▶ [Try it]:
Give the total number of lines in the data below that include "size", and nothing else.

▶ [Excerpted records]:

┄┄┄┄┄┄┄┄┄┄┄┄┄┄┄┄┄┄┄┄

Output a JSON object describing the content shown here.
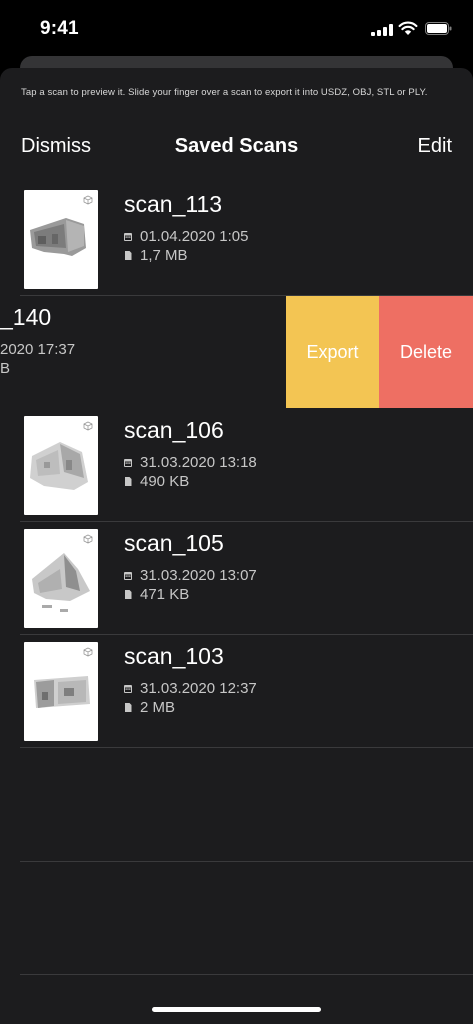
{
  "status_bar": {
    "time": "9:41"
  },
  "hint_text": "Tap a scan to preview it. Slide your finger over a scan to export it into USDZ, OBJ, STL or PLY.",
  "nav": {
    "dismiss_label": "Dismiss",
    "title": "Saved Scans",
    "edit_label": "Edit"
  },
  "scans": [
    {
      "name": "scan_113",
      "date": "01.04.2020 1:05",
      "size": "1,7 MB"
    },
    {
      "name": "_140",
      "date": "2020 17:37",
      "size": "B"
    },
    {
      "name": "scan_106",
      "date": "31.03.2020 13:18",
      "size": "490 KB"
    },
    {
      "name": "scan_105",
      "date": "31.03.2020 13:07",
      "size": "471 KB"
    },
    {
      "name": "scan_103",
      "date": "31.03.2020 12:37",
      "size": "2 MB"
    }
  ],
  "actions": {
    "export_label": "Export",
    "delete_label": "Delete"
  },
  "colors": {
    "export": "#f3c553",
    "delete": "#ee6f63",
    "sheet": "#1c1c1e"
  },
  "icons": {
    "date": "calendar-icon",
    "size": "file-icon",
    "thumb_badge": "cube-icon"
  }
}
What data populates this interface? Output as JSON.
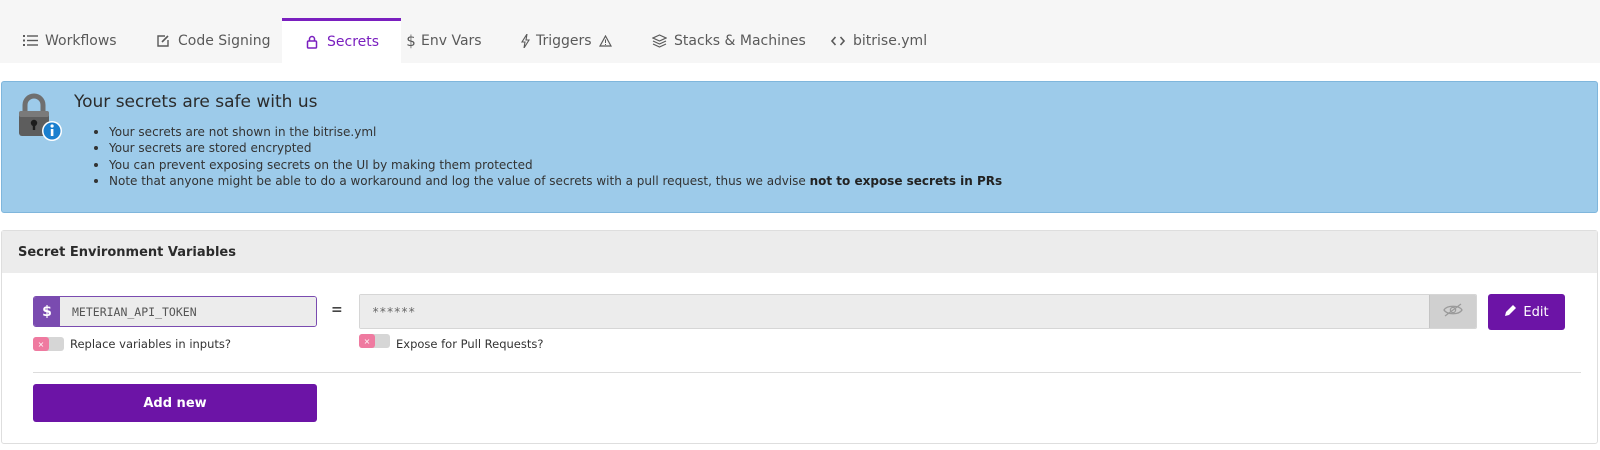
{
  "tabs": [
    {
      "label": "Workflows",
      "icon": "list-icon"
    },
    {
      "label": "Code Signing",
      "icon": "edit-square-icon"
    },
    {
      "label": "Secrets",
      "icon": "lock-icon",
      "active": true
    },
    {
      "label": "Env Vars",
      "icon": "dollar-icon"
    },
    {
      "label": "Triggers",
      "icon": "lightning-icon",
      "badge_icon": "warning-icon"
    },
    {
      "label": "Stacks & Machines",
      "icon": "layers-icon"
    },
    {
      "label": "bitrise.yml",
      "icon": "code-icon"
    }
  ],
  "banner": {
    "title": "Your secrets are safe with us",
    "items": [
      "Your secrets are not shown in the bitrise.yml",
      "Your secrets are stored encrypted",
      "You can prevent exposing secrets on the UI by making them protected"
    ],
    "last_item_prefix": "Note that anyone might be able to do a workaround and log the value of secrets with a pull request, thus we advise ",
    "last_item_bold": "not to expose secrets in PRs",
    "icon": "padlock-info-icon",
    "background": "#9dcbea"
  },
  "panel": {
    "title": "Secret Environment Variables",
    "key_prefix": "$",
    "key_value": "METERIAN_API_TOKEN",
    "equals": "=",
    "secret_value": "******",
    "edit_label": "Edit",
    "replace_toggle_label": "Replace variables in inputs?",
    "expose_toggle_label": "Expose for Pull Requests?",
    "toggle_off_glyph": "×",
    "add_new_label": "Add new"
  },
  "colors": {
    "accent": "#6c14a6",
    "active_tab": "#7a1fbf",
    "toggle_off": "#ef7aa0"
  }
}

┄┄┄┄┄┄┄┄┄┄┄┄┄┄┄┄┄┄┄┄

▶ [Answer below]:
6